What to work on - Show all lines from the material that carry the word "suffix".

>>>>>

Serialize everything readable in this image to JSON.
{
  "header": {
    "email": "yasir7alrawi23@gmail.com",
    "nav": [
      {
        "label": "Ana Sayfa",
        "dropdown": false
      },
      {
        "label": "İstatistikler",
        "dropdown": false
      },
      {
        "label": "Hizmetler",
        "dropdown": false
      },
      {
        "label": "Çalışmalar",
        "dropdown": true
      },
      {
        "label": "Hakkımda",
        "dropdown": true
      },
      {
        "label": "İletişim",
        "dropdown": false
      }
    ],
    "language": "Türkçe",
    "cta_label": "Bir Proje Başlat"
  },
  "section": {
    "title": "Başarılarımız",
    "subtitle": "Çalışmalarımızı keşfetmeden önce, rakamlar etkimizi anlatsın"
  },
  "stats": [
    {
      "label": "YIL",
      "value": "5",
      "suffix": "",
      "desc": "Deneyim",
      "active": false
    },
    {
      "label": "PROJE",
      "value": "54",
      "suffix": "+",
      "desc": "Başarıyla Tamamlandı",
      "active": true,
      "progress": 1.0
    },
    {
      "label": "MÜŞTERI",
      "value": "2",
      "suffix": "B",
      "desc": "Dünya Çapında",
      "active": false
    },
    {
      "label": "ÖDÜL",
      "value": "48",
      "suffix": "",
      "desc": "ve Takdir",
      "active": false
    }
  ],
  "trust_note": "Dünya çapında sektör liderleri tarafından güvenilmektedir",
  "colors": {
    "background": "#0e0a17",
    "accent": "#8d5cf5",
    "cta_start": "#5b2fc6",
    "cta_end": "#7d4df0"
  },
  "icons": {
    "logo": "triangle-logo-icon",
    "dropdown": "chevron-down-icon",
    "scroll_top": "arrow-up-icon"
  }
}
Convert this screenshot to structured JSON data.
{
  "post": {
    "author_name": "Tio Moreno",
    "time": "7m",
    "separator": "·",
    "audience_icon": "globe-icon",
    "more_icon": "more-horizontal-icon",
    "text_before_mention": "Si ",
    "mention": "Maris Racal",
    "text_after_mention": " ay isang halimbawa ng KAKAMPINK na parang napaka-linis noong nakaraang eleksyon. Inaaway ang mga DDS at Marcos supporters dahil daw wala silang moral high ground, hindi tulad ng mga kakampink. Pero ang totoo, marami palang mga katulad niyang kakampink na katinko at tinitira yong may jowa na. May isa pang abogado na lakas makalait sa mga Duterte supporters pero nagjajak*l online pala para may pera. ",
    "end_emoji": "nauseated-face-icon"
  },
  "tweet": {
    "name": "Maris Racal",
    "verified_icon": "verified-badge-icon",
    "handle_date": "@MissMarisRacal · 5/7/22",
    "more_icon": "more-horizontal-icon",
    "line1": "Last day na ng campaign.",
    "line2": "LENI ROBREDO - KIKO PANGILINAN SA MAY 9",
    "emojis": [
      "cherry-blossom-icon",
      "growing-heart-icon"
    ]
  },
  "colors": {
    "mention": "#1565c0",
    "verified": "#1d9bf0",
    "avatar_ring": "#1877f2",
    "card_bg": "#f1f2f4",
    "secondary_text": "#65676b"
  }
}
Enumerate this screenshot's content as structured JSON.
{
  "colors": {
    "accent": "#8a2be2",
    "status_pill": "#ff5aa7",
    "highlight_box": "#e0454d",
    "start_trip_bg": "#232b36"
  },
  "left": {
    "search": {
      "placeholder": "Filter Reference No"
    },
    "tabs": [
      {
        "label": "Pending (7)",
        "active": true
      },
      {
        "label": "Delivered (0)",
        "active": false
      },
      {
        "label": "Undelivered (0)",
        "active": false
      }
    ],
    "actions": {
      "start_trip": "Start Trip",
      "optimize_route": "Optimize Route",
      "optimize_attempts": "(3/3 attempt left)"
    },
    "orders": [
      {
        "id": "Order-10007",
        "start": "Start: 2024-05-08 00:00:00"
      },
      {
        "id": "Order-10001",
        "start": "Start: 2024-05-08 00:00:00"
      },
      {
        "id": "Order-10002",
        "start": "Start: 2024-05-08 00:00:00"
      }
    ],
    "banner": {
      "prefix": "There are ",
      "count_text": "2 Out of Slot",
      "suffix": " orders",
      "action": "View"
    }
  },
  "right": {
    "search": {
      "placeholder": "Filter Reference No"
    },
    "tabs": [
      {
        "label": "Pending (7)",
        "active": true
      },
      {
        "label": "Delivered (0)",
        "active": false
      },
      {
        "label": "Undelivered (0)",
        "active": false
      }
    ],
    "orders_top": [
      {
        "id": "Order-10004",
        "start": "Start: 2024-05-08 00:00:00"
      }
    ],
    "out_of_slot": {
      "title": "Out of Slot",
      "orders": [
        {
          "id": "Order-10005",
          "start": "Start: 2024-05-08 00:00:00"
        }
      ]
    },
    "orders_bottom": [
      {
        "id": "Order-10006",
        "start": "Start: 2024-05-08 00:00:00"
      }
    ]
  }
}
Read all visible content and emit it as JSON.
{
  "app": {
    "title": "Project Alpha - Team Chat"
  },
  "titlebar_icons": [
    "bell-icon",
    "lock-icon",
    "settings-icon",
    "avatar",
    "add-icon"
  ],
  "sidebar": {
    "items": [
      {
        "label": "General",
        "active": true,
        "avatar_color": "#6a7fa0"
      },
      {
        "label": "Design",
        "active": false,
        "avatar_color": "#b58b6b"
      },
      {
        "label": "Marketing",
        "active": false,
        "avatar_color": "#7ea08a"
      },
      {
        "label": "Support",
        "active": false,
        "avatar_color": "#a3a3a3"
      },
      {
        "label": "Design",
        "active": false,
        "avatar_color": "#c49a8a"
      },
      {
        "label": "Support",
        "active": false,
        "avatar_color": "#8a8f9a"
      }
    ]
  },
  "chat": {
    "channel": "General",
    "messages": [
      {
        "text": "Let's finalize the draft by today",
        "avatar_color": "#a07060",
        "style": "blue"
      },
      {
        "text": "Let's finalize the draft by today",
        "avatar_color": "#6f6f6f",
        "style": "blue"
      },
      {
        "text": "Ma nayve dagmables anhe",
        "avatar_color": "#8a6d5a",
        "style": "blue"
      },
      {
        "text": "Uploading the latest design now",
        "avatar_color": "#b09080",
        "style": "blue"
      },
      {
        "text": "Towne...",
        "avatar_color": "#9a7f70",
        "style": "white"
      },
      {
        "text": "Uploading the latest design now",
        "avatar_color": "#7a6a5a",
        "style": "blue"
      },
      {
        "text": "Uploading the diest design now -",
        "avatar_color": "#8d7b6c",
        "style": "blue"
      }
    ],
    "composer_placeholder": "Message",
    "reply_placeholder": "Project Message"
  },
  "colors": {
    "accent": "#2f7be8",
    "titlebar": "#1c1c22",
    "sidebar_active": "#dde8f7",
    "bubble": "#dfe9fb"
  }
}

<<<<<

Task result -
      "suffix": "",
      "suffix": "+",
      "suffix": "B",
      "suffix": "",
      "suffix": " orders",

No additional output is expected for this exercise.